The principles of EBM are founded upon the premise that medical knowledge grows at a faster rate than health care providers can absorb. To resolve this dilemma, the principles of EBM seek to concentrate the salient points from medical research, via systematic review and meta-analyses, into a more easily accessible format for health care providers with a scarcity of time.
To achieve the goals of EBM, the medical evidence must be evaluated. This evaluation is primarily based upon research study design parameters (population size, types of controls, analytic methodologies, etc.). The randomized-controlled trial is considered to yield the strongest evidence within medical research.
There exists a recognized delay between the time that medical research discovers a profound truth to the time this truth is actually applied within the clinical environment. The lag has been reported as up to 7 years. The reasons for this delay range from the systemic to the philosophical. Even with a summary of relevant research, many providers are still unable to allocate the necessary time to acquire and implement this knowledge. Some providers discount the entire premise of EBM. It is likely that some combination of time-constraints and knowledge management primarily contribute to this lag time.

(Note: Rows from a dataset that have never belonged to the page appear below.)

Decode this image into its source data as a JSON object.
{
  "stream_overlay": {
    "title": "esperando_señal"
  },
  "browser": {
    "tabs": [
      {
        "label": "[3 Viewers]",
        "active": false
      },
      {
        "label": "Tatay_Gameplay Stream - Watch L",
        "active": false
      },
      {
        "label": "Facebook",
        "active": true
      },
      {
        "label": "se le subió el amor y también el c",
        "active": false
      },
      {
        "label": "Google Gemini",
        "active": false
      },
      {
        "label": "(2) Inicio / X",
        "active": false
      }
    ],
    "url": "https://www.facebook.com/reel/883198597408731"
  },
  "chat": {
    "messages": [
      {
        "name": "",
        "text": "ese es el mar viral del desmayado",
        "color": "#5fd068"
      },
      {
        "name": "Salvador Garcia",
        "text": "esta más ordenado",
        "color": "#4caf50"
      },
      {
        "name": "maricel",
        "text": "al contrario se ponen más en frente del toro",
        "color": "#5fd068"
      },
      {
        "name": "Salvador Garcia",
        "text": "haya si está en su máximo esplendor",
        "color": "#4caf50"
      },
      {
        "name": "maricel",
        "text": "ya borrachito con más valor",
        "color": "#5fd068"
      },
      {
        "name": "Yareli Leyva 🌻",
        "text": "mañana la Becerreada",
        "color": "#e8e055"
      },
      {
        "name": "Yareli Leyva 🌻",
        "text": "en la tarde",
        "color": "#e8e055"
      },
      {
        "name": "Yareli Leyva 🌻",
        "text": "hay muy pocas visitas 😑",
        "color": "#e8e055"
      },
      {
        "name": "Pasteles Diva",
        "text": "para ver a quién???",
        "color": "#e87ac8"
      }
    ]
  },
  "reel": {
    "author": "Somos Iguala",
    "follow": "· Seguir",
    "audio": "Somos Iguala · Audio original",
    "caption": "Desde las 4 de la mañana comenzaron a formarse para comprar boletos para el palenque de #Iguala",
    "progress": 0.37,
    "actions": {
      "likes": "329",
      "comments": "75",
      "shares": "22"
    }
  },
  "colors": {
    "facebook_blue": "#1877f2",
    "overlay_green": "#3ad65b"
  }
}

EBM is awash in opportunities for Healthcare Information Technology solutions. Pattern-recognition and algorithm management are IT tools that may dramatically improve the collection of evidence and the application of consistent, high-quality health care services. A serious evaluation of where and how HIT can be inserted into the process of medical knowledge acquisition and application is urgently needed, as of 04/19/2006.